While not mentioned at all in the documentation for
importance, the documentation for
randomForest does make a note that only the class-specific measure computed is mean decrease in accuracy.
For classification, the first
nclasscolumns are the class-specific measures computed as mean descrease [sic] in accuracy. The
nclass+ 1st column is the mean descrease [sic] in accuracy over all classes. The last column is the mean decrease in Gini index.
Since only one type of class-specific variable importance measure is available, it does not make sense to require an argument to
type. Further it is not readily apparent from the function documentation that the function requires both arguments. It is only after reviewing the code and the
randomForest documentation does it become clear what and why the behavior of the
importance function is what it is.
Some people may shrug at this and say, “so what? so what if I have to pass
type=1 to get the class-specific variable importance?” These people are missing the point. As we saw above
importance(my_model, class='setosa') gave the exact same response as
importance(my_model). There was absolutely no indication that the function was being used incorrectly (not as the author intended). This could easily be correct with a message:
> importance(my_model, class='setosa') Warning in importance(my_model, class='setosa') : class is non-null value but type is null specify type=1 to get class-specific variable importance setosa versicolor virginica MeanDecreaseAccuracy MeanDecreaseGini Sepal.Length 6.710277 8.5874923 8.989345 12.107605 9.676950 Sepal.Width 4.501133 0.7066144 5.481982 5.368399 2.380181 Petal.Length 22.323162 34.0679333 28.312631 34.034319 42.895229 Petal.Width 22.203651 32.8962472 30.960037 34.227022 44.272395
Some people will argue that users should have to specify values for class and type. These people might say that requiring
type=1 informs the user that the measure of variable importance they are receiving is the mean decrease in accuracy. This could be combated through either message or, preferably, classifying the function documentation. The obscurity of the documentation for
importance is a bad thing, it makes users dig to find the answer (
type=1 is required).
Compounding of bad behavior
My final grief about this is demonstrated through the use of another function,
varImpPlot, which creates a dotchart of variable importance. This function makes a direct call to
importance. When a user requests a dotchart of variable importance for a given class, but does not explicitly pass
type=1, the resulting plot contains the overall variable importance (side-by-side plots of mean decrease in accuracy and impurity). If a user passes a value to
class, it is clear that the user wanted a plot of class-specific variable importances, but again no warning is given that the user (it’s always the user’s fault) is in fact using the function incorrectly.
Examining the importance of predictors for a single class gives understanding of the features that define that class. However the behavior and accompanying documentation for the

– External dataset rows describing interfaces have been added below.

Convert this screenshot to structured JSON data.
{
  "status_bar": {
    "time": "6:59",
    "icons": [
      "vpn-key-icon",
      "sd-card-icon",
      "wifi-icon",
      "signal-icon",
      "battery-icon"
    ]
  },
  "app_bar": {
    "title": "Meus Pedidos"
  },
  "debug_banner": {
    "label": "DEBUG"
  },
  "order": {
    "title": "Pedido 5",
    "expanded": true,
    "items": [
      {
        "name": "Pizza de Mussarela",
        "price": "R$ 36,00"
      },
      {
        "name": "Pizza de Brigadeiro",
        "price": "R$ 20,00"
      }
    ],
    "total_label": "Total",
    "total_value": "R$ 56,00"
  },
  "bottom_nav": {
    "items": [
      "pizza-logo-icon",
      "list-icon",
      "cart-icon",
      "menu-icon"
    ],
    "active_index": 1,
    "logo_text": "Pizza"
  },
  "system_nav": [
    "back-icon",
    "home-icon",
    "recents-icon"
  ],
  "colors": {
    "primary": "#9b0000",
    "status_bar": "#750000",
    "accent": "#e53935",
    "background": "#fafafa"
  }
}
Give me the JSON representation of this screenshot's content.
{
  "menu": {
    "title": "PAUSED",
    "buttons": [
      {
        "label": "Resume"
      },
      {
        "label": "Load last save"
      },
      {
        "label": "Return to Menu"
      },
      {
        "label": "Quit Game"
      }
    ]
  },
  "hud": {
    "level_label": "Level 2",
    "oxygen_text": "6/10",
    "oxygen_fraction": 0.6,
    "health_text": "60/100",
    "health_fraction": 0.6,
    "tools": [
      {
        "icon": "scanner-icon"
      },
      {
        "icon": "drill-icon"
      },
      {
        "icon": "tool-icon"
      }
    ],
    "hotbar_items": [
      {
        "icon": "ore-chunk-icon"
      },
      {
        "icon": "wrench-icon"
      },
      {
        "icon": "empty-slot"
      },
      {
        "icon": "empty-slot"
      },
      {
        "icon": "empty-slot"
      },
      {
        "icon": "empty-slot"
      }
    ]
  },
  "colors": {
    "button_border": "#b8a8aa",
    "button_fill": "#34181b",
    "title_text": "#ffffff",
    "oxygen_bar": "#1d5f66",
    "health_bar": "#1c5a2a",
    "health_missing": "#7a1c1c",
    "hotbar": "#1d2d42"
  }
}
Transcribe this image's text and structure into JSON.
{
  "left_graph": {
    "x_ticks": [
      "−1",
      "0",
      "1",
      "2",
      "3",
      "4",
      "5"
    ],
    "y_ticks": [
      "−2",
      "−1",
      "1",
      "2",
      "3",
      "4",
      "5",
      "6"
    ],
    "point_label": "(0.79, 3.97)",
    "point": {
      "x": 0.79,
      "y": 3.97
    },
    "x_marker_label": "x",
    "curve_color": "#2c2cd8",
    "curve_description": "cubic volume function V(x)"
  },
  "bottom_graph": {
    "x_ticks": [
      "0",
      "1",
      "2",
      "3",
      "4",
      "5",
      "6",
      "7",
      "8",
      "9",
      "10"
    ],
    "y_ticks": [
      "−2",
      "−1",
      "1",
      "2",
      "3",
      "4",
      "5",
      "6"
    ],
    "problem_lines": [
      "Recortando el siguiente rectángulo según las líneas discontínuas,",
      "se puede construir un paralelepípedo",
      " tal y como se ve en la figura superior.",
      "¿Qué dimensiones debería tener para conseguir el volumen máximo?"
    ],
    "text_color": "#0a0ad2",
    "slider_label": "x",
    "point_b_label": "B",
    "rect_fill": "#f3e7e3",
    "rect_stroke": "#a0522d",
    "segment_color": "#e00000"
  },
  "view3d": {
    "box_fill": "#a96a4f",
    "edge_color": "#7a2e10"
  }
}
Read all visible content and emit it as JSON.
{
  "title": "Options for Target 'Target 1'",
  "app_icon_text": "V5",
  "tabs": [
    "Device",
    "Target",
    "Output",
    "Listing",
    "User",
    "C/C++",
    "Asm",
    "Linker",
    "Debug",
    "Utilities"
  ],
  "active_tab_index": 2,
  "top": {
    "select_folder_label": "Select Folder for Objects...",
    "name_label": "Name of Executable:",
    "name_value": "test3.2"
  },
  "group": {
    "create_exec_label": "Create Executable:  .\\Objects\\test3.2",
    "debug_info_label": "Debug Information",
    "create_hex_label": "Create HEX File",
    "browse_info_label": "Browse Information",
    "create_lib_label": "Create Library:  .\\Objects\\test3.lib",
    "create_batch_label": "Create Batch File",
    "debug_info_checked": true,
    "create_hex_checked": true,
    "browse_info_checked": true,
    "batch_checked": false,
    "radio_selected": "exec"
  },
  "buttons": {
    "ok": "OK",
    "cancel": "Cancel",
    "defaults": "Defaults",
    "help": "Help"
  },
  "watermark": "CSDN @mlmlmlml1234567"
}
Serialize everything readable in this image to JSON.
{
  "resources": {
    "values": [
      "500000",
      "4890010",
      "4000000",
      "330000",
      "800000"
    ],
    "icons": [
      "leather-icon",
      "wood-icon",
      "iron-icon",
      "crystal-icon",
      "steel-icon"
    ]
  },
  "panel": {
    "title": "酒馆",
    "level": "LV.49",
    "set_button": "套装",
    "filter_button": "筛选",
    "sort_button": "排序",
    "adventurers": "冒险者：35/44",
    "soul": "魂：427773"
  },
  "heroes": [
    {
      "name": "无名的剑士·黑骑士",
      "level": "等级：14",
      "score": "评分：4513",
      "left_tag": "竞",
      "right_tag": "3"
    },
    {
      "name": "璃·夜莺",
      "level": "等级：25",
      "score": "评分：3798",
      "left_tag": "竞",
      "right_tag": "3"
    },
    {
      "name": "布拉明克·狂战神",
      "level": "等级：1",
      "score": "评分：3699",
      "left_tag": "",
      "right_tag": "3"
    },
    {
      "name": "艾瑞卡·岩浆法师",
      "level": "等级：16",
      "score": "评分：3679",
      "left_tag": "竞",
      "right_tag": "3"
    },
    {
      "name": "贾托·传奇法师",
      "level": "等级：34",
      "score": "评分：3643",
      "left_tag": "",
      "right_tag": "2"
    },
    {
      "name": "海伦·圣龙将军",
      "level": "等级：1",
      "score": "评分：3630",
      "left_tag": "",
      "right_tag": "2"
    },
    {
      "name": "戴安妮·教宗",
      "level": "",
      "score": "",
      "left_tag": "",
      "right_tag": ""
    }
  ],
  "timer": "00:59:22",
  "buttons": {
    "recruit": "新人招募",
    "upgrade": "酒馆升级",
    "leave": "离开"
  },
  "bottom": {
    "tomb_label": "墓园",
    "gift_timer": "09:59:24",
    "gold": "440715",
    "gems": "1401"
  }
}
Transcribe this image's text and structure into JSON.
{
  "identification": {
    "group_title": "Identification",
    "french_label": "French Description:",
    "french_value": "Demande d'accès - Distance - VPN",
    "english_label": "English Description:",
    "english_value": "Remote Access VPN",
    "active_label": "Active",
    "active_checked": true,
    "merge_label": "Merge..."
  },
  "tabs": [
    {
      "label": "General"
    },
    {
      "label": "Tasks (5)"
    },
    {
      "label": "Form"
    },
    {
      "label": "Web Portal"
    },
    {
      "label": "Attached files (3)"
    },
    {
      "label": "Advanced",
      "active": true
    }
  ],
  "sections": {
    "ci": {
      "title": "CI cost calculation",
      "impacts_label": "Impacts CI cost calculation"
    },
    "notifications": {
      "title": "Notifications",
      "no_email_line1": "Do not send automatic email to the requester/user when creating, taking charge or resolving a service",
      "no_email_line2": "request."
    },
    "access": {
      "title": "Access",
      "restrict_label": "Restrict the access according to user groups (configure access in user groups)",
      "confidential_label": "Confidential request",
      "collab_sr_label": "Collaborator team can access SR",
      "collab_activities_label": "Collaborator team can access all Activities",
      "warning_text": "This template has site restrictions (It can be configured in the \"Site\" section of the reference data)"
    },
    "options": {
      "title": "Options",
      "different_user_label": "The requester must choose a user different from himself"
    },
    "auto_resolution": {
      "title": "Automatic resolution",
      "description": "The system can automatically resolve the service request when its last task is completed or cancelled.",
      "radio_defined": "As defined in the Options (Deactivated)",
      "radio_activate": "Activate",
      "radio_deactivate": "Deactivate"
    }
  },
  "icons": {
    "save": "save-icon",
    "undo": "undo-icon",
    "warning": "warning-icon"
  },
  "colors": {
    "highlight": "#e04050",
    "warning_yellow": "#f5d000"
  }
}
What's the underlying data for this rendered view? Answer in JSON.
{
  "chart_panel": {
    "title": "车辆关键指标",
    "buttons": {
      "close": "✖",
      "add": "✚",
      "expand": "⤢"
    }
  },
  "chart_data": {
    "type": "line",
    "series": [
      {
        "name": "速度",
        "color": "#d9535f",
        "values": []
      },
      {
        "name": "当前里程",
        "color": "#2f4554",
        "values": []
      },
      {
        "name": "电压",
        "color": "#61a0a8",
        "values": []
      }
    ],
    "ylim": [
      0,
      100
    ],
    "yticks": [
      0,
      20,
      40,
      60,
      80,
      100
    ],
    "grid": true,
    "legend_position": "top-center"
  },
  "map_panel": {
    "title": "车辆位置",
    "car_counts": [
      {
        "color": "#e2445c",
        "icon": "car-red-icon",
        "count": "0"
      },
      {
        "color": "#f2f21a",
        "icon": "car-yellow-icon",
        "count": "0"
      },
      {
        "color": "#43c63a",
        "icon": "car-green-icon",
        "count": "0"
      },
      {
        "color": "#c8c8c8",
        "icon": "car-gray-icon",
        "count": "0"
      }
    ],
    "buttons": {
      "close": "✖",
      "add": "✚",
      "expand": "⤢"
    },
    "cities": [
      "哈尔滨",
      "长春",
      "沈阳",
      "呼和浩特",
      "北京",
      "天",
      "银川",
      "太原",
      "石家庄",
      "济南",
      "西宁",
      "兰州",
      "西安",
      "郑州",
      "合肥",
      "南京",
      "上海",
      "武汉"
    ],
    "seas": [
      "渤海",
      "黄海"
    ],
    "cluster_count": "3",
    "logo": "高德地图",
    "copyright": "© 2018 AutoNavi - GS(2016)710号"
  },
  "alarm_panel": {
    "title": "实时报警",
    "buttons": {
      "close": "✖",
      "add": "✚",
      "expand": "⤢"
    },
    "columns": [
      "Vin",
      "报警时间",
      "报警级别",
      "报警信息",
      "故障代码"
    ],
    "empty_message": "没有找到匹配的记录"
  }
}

importance function may dissuade less experienced R users from examining class-specific variable importance. Improvements could easily be made to change the behavior of the function (e.g. type default to 1 when class is not null) or clarify the function documentation (or preferably both).